The world is made up of stories. Or is that stories make up the world? Either way, in our comics, novels, television shows and movies, we are all inundated with narrative. Many folks enjoy their stories with cliffhangers, tantalizing moments of peril in which they are suspended until the next installment. Others enjoy complete done-in-one stories in which all the plots and character moments are resolved in a tidy fashion. Which is more satisfying? Is there some crossover to be had with both approaches?
British author Simon Spurrier recently completed a run on Marvel Comics’ X-Men: Legacy and is now the writer of the newly relaunched X-Force ongoing. In an interview with Comic Book Resources he shares his process approaching serialized narrative whilst working with the three-act structure of storytelling. In the interview he is asked, “Are you building a long-term story in X-Force, or will it be shorter story arcs?” His response:
Both, actually. I’ve waffled-on endlessly elsewhere about my instinctive dislike for Stories Without End. The older I get the more certain I become that “story” (that is: a three-part process involving beginning, middle and end; or thesis/antithesis/synthesis for the more Doc-Nemesis*-minded among you) is a critical and unique but completely abstract concept permitting human beings to digest information. Just as our notion of the visible spectrum of colors would be completely alien to, say, a mantis shrimp, who can see like a billion other colors you can’t see, so do our brains restrict our ability to process data by parceling it up into little bundles of satisfying code we call story. Every act of creation, every human event — painting a picture, singing a song, telling a joke, having a conversation, going for a walk, or, yes, writing a tale — is at its most satisfying, most memorable and most emotionally resonant when it is easily expressed and easily absorbed as an entity with beginning, middle and end…stories achieve maximum value, maximum punch, maximum importance, when they have an ending.
Which, of course, is problematic when you’re embarking on a theoretically unlimited ongoing run on a new series.

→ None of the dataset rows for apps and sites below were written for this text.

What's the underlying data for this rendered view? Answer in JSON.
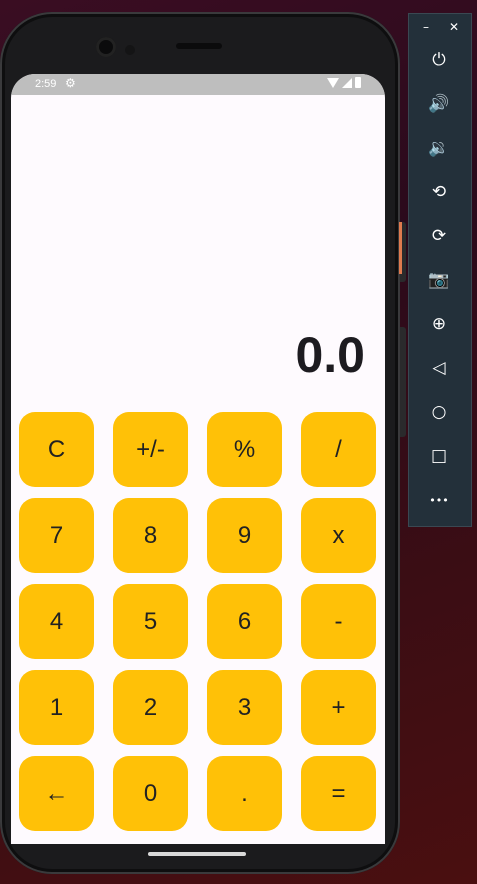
{
  "status_bar": {
    "time": "2:59"
  },
  "display": {
    "value": "0.0"
  },
  "keys": [
    [
      "C",
      "+/-",
      "%",
      "/"
    ],
    [
      "7",
      "8",
      "9",
      "x"
    ],
    [
      "4",
      "5",
      "6",
      "-"
    ],
    [
      "1",
      "2",
      "3",
      "+"
    ],
    [
      "←",
      "0",
      ".",
      "="
    ]
  ],
  "colors": {
    "key_background": "#ffc107",
    "screen_background": "#fefafe",
    "display_text": "#1d1b20",
    "status_bar": "#bebebe",
    "toolbar": "#23303a"
  },
  "emulator_toolbar": {
    "window_controls": {
      "minimize": "–",
      "close": "✕"
    },
    "buttons": [
      {
        "name": "power-icon",
        "glyph": "⏻"
      },
      {
        "name": "volume-up-icon",
        "glyph": "🔊"
      },
      {
        "name": "volume-down-icon",
        "glyph": "🔉"
      },
      {
        "name": "rotate-left-icon",
        "glyph": "⟲"
      },
      {
        "name": "rotate-right-icon",
        "glyph": "⟳"
      },
      {
        "name": "camera-icon",
        "glyph": "📷"
      },
      {
        "name": "zoom-icon",
        "glyph": "⊕"
      },
      {
        "name": "back-icon",
        "glyph": "◁"
      },
      {
        "name": "home-icon",
        "glyph": "○"
      },
      {
        "name": "overview-icon",
        "glyph": "□"
      },
      {
        "name": "more-icon",
        "glyph": "•••"
      }
    ]
  }
}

My personal solution is to regard an ongoing book as a Series of Serials. A modular tale, if you will. Every so often everything draws together, the story gets its ending. And then launches afresh with a new theme, a new controlling idea, a new set of theses to be rattled against their personal antitheses. It doesn’t matter if some or all of the characters are still around, it doesn’t matter if the new controlling idea is an evolved extension of the last one: all that matters is that writer and reader alike are able to say here a story began and here a story ended. What lies in between is a discrete and wholly-satisfying narrative.
*Doctor Nemesis is a member of the X-Club, a group of scientists affiliated with the X-Men, who possesses a “self-evolved intellect.”
Above image by Mike Del Mundo from X-Men: Legacy #4.